“At a moment when President Obama and Republican leaders remain deeply divided, this week saw them come to a bipartisan agreement on one thing: It is time for Washington’s NFL team to stop using a racial slur and to finally change its name” — Oneida Indian Nation radio ad. This past Sunday, as Dallas and Washington revived their annual NFL football rivalry, they also found themselves in the middle of an escalating fight over the name of the Washington football team. In fact, as part of its “Change the Mascot” campaign; the Oneida Indian Nation is running radio ads in Dallas and the other cities where the Washington football team is playing this year calling for DC’s team to drop the “R” word from its name. This is all part of a larger movement among civil rights organizations and political leaders from both the left and right who correctly point out that the term “Redskins” is a racial slur. Suzan Shown Harjo, a Native American woman who lives in Washington and directs the Morning Star Institute, has been leading this fight and others like it since the 1960s. Continue Reading →
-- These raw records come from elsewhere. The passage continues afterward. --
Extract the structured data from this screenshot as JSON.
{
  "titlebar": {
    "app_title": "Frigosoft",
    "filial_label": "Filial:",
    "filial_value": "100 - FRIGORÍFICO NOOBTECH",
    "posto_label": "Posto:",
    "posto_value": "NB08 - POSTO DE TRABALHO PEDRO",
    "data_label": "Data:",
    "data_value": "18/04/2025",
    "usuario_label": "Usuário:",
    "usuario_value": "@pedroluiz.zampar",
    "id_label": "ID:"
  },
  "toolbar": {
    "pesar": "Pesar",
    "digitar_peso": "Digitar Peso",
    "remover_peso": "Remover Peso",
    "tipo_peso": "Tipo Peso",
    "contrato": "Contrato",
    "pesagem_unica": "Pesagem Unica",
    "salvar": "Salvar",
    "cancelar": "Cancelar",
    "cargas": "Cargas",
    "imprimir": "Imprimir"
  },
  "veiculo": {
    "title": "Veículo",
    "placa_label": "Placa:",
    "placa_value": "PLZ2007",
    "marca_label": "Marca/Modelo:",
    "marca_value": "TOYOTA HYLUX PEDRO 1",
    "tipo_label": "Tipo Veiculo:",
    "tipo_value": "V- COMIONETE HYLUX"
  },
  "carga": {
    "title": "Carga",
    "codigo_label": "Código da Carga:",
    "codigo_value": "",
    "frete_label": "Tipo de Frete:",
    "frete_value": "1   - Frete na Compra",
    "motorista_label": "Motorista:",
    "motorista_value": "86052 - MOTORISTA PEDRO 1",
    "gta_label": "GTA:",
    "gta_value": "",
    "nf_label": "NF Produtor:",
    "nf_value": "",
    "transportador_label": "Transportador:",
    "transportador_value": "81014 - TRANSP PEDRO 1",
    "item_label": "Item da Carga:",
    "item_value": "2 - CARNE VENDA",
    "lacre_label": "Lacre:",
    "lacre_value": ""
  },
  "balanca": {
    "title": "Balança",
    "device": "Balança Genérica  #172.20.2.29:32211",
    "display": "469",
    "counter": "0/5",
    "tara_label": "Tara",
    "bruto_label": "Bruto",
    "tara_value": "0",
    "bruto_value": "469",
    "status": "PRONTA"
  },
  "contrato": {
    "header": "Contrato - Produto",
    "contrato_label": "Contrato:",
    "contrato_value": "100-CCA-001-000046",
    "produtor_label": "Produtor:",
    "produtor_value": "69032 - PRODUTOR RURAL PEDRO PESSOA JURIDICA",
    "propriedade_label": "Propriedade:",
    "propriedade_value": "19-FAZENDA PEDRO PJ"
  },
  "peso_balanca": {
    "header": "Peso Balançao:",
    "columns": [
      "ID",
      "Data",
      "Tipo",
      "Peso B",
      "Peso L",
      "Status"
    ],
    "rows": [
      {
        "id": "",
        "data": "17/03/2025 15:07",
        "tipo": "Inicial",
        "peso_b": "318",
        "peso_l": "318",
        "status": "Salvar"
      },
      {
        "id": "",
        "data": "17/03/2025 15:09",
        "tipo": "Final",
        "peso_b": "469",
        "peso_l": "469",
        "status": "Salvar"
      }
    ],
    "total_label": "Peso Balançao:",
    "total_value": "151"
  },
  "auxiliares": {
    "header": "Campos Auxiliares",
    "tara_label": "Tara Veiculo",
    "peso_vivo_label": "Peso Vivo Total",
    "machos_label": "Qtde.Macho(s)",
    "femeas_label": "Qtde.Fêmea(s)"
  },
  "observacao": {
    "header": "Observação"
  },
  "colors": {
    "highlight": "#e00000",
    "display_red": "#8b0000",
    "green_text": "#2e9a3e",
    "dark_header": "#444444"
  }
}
Filed under: , , , , , , ,

How much do we value Black gay men?

By Paul Kawata

Guest Commentator

 

For decades, Bayard Rustin has been one of the least known, yet prolific, contributors to the civil rights movement. Rustin served as the brains behind the 1963 March on Washington for Jobs and Freedom, managing to coordinate and promote the event in just two months. But, as a gay man, Rustin was kept in the shadows by the homophobia of both his enemies and his allies at the time. August 28 marked the 50th anniversary of Rustin’s effort to collectivize a racial and economic rally that became a watershed moment for contemporary civil rights. Rustin emblemizes both a contemporary and historic fight for racial equality, which is now accompanied by a quest for economic justice, as well as gay rights. Continue Reading →

Filed under: , , , , , , ,

We need a change

 

 

By Marian Wright Edelman

Guest Commentator

 

“Dear President Obama . . . Guns are really easy to get and people think they need them to protect themselves, but most times they’re showing off and making more problems and adding to the violence… 7 people are too many to lose and I don’t want to see another one of my friends, or even myself gone. We need a change.”

In mid-July, students at Children’s Defense Fund Freedom Schools summer enrichment sites across the country participated in a National Day of Action. Continue Reading →

Filed under: , , , , , , ,